Implementing MMIs for selection into an ITE programme

Our partners at Site A used MMIs for selection into their highly competitive primary initial teacher education programme. The MMI consisted of three interview stations designed to assess four domains: professionalism, values and beliefs, understanding of social justice, and communication skills. Each interview task was equally weighted and combined with candidates’ performance on an online situational judgment test (SJT) involving realistic classroom scenarios to provide a total interview score used for selection decisions. Following the interview, candidates were offered online feedback that provided a breakdown of their strengths and potential areas for development in each of the interview tasks.

The results from our evaluation indicated that the MMI was a reliable selection method, and no significant differences were found in MMI scores based on age, gender, or prior teaching experience. There was a significant association between candidates’ performance on the MMI and the SJT.

Applicants’ feedback on the process was overwhelmingly positive with the vast majority of applicants highlighting that they found the MMI engaging, enjoyable, fair, relevant to teaching, efficient, and an appropriate way to select suitable candidates for ITE programmes. Many of the applicants who had formerly participated in ‘traditional’ interviews indicated that they preferred MMIs and welcomed the opportunity to have a ‘fresh start’ at each interview station:

Example feedback:

…Although I was still a bit nervous it really took the usual interview stress away and I thought it was a fantastic method that should be adopted everywhere’

‘I thought the content was appropriate and relevant.

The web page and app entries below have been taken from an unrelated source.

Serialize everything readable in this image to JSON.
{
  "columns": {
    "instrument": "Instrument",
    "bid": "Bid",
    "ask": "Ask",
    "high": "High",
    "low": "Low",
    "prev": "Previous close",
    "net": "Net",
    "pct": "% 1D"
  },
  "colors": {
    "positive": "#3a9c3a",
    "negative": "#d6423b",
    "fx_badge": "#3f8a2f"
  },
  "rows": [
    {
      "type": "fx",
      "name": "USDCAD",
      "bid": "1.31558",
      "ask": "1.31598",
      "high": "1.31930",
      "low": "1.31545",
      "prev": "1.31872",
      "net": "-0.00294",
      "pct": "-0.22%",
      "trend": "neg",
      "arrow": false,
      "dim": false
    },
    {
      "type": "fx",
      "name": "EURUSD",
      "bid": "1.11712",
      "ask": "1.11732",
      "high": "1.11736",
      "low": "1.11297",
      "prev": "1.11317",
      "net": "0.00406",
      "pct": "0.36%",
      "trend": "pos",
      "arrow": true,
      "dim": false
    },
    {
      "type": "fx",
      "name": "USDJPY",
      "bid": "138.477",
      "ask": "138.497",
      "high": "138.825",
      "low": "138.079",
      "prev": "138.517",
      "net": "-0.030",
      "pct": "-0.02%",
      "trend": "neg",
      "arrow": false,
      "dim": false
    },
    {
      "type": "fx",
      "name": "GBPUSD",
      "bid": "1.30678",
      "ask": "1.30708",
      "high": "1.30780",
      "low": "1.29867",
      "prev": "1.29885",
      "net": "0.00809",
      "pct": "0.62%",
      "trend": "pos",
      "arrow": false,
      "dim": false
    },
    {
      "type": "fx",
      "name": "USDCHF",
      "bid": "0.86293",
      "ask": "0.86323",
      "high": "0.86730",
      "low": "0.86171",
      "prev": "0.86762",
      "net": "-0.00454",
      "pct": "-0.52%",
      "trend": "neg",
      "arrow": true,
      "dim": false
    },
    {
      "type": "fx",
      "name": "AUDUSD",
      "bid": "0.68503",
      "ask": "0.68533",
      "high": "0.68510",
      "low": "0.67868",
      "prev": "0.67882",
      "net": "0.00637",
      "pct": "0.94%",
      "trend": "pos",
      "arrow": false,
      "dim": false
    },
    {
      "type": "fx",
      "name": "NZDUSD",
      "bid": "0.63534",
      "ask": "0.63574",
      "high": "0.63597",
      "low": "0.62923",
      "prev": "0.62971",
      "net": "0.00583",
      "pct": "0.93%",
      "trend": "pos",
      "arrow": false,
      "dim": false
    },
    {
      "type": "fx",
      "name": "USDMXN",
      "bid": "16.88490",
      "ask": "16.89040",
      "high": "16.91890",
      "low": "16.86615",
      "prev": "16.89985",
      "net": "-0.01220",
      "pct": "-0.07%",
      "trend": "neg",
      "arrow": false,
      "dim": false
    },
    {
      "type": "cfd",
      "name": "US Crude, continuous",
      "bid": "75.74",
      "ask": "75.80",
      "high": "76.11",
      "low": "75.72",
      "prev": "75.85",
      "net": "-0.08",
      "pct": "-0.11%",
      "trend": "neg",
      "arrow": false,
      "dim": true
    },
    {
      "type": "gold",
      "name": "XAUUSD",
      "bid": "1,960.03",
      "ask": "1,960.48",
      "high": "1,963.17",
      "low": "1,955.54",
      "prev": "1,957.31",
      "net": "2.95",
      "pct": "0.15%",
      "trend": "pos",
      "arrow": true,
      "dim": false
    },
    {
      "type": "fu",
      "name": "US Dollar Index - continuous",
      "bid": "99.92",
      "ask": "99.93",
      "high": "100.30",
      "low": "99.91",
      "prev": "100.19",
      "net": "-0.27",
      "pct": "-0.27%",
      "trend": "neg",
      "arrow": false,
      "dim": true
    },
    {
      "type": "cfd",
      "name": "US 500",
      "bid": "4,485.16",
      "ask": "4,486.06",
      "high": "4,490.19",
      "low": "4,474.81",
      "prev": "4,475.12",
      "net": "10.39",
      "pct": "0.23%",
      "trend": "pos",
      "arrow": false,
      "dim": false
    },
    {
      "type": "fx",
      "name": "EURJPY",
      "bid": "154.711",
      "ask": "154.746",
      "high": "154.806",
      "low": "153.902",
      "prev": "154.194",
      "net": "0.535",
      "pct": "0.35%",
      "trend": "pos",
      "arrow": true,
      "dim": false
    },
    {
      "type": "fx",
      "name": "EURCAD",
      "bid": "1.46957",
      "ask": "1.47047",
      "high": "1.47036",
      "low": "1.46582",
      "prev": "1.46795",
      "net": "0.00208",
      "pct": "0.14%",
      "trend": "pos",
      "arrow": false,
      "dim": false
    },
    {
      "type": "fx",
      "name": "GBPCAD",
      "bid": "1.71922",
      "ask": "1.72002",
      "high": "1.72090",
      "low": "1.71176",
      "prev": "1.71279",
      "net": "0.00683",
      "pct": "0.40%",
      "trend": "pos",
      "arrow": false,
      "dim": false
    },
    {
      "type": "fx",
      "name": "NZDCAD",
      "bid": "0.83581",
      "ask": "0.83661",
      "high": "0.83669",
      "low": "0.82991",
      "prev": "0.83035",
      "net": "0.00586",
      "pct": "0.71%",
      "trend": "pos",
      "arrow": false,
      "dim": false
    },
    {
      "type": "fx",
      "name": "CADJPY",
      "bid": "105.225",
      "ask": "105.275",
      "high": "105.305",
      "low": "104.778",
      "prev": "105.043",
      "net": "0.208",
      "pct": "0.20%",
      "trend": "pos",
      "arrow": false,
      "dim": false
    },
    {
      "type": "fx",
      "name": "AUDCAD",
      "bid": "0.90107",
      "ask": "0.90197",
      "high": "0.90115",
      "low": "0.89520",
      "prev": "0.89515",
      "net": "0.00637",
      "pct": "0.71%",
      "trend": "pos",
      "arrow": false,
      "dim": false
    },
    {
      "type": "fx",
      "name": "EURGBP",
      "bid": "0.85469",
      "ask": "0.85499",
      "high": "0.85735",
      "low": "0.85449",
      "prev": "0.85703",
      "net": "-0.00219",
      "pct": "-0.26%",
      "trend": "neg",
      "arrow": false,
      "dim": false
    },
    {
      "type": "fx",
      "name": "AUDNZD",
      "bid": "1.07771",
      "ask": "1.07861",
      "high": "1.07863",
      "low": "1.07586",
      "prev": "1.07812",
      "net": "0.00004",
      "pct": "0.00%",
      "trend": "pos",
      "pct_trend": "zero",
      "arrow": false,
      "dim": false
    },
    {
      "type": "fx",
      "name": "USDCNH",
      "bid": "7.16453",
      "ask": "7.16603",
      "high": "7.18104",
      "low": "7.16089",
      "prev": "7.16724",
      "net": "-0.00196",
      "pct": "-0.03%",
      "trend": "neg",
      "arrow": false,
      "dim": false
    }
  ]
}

I really enjoyed the format and found it a fun and engaging way to be interviewed. I think it was very relevant to the process and allowed for us to show of variety of skills and strengths’

‘I think it was beneficial having 3 different interviewers because when I didn’t do as well at one, I was able to regroup myself and start fresh at the next’

Can MMIs help you select candidates?

The results from this exciting research suggest that MMIs can provide a reliable, fair, and structured method for evaluating core attributes found to be important for success in ITE programmes and the teaching profession. MMIs are also favourably received by applicants who report finding this selection approach engaging and enjoyable.

At the Teacher Success, we work collaboratively with ITE providers to design MMIs that are tailored to the specific needs and requirements of their programmes and include tasks that are relevant to the profession and assess a range of qualities. MMIs can be delivered face-to-face or online, and we provide training for assessors and a range of resources to assist the transition to this innovative selection approach.

If you are interested in hearing more about implementing multiple mini-interviews at your institution we would love to hear from you! Contact us to find out more about how MMIs could help you select candidates for your programme.


Dana, J., Dawes, R., & Peterson, N. (2013). Belief in the unstructured interview: The persistence of an illusion. Judgment and Decision Making, 8, 512-520.